by Stuart Spaulding —
CLIA Certified Landscape Irrigation Auditor Training & Communications Manager at DIG Corp.


Preventing Emitter Clogging due to Root Intrusion on Sub-Surface Dripline Systems

Dripline manufacturers have developed a variety of methods of dealing with the problem of root intrusion into dripline emitters and tubing, which can be a problem in sub-surface dripline irrigation systems (in turf areas) over time.

Some of these manufacturing techniques include impregnating the emitters material with herbicide, imbedding the emitters with a copper compound or copper oxide, or incorporating physical barriers of one type or another into the emitters.  Other producers who may not use these manufacturing processes recommend injecting an herbicide periodically into the system to prevent root intrusion & subsequent damage to the emitters.

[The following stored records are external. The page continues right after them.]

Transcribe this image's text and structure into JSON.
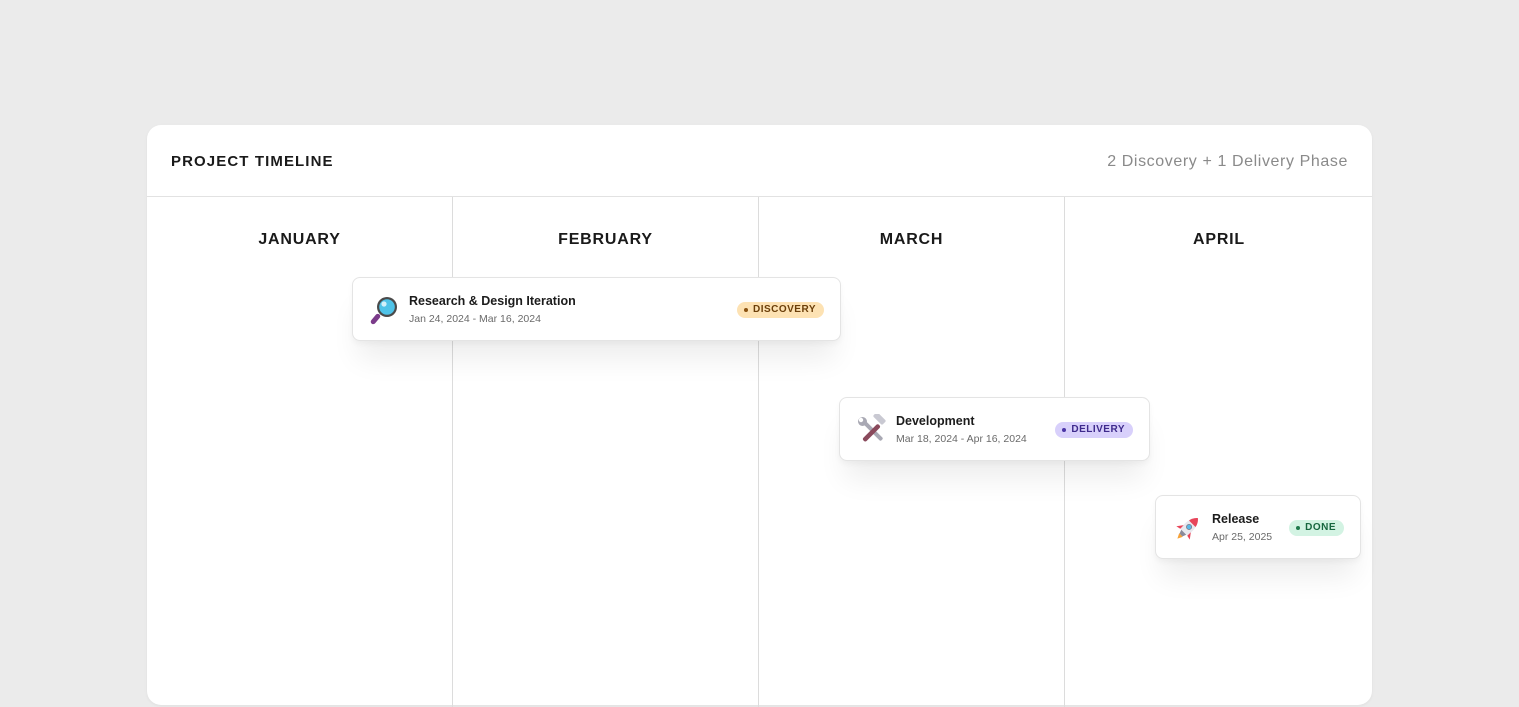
{
  "header": {
    "title": "PROJECT TIMELINE",
    "subtitle": "2 Discovery + 1 Delivery Phase"
  },
  "months": [
    "JANUARY",
    "FEBRUARY",
    "MARCH",
    "APRIL"
  ],
  "events": [
    {
      "name": "Research & Design Iteration",
      "dates": "Jan 24, 2024 - Mar 16, 2024",
      "badge": "DISCOVERY",
      "icon": "magnifying-glass-icon"
    },
    {
      "name": "Development",
      "dates": "Mar 18, 2024 - Apr 16, 2024",
      "badge": "DELIVERY",
      "icon": "hammer-and-wrench-icon"
    },
    {
      "name": "Release",
      "dates": "Apr 25, 2025",
      "badge": "DONE",
      "icon": "rocket-icon"
    }
  ],
  "colors": {
    "background": "#ebebeb",
    "card": "#ffffff",
    "discovery_badge": "#fde2b3",
    "delivery_badge": "#d8d0fb",
    "done_badge": "#d3f3e3"
  }
}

But the most overlooked method to combat root intrusion may be the most basic: the practice of appropriate irrigation scheduling.  Regardless of what type of dripline is installed, it is essential to irrigate on a regular, sometimes frequent schedule, so that the soil around every emitter does not dry out.  If the soil around the emitters becomes too dry, the roots could seek out and find the water source, penetrate the emitter, and plug it up or alter the flow rate.

Lighter sandier soils need to be irrigated more frequently than dense, heavy soils with a high clay content, so It’s wise to become aware of the soil type in the irrigated area.   A good soil probe is also a handy tool to use to measure the soil moisture at different depths.  And soil moisture sensors can be utilized and connected to the irrigation controller to ensure that the soil moisture level is maintained automatically at the optimum level.

If the controller watering schedule is customized to fit the soil type, climate zone, and plant type, the chance of root intrusion damage will be minimized, water savings maximized, and the lifespan of the dripline system extended for many years.